Distractingly, Powell intersperses her own stories with fictional accounts of Child and her husband, Paul. Powell draws on nearly no factual material when shaping mostly irrelevant stories about Child's courtship and eventual desire to learn French cooking; rather, Powell casts Child in her own image, as an unmotivated sailor mouth who falls into food by accident. In real life, Child was an active volunteer, disciplined writer, and a member of the OSS. Powell's attempts to cast her as a slacker undermine her own credibility, and make her look whiny and unlikable by comparison.
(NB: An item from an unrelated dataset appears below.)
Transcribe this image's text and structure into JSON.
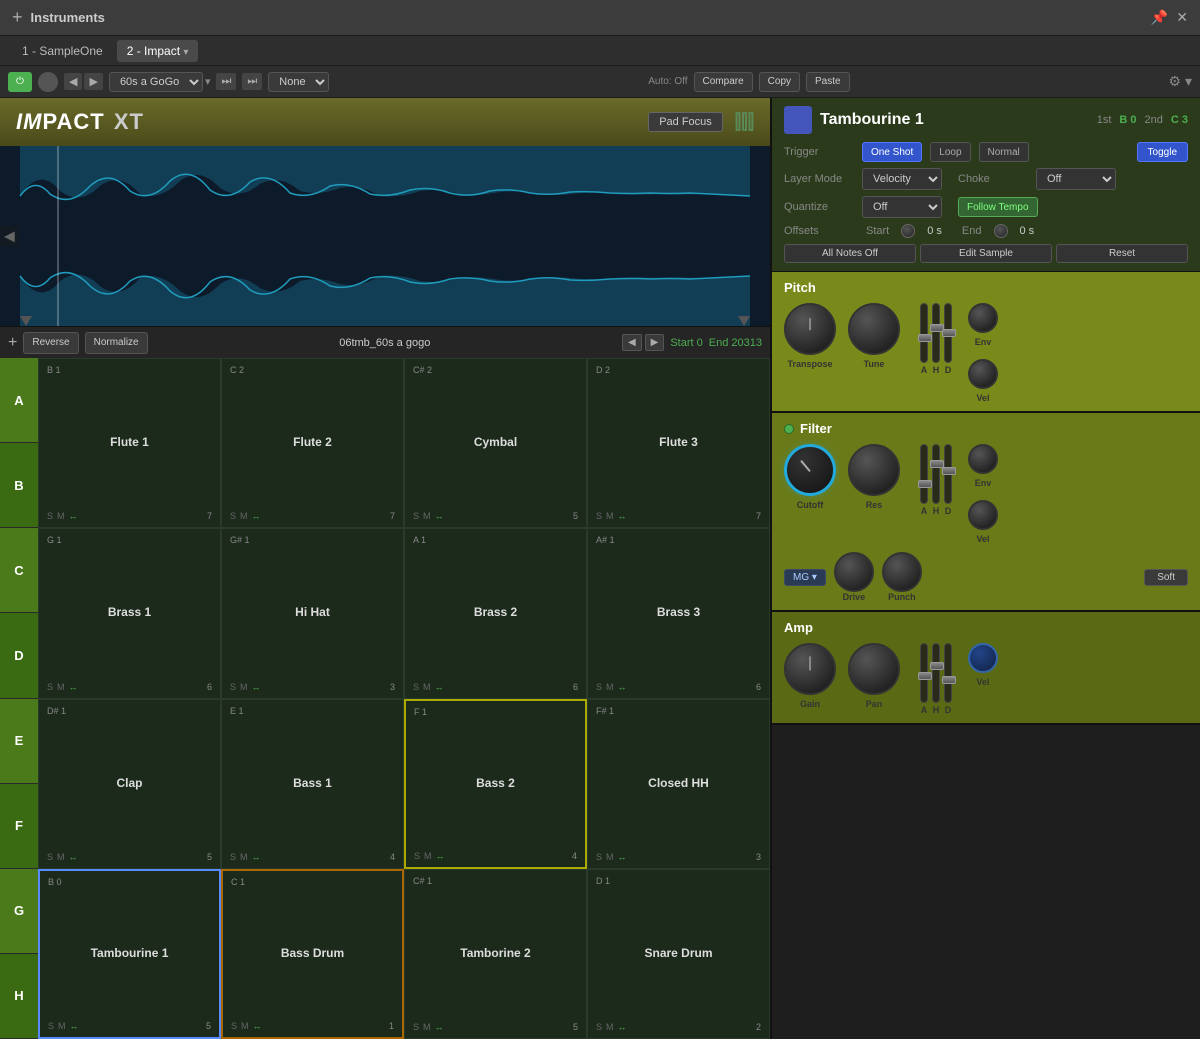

And is she ever unlikable. Powell comes across as defensive and deeply cynical. She is married, but quick to remind readers that she's not that kind of married person who likes NASCAR and listens to country music. She's a secretary, but not the boring, dead-end kind—she has hobbies, like, uh, drinking! And watching TV. Powell has a bone to pick with nearly everyone, from her boss, who reasonably asks that she keeps her paid job out of her blog, to her friends, whose decisions she criticizes at every turn, to that bitch Julia Child, who tells a reporter that she isn't a fan of Powell. Powell reacts to September 11, the Iraq war, the NYC blackout, plumbing failure, a maggot infestation, fertility problems, and chopping up a live lobster with the same sarcastic giggle and emotional distance. The only times she offers any true candor is when describing her newfound fame, as she lets slip a little pleasure over her blog's audience and relates her interviews with media. It all goes to her head rather quickly. At no point does Powell seem to realize that she and Child are not the same person, or that her stunt might be just that. Rather, she closes her book by telling the reader that "you can hate me now" for all the success that she is sure to have now that she has…done what, exactly?
The cooking keeps the story engaging. Powell extracts marrow using ordinary kitchen tools, debones an entire duck, and whips up a seemingly endless series of aspics. Sometimes she meets success, but just as often, aspics refuse to set, milk spoils, and apparently perfect executions taste foul. Most interesting are the dishes that novice cook Powell has never encountered before; when they work or do not work, the reader is never quite sure if this is due to her cooking or to modern tastes. Powell is fortunate, though, that she never has to consider the limitations that most other novices would upon tackling this project; neither she nor her husband seem to have any food allergies or dislikes, and she has no problem buying eight-dollar butter or meat at eighty dollars a pound on a secretary's salary. A better book might have kept the focus on the kitchen, rather than relegating it to the background. Unfortunately, Powell's personal story takes center stage, while no lessons are learned, and no conflicts are resolved.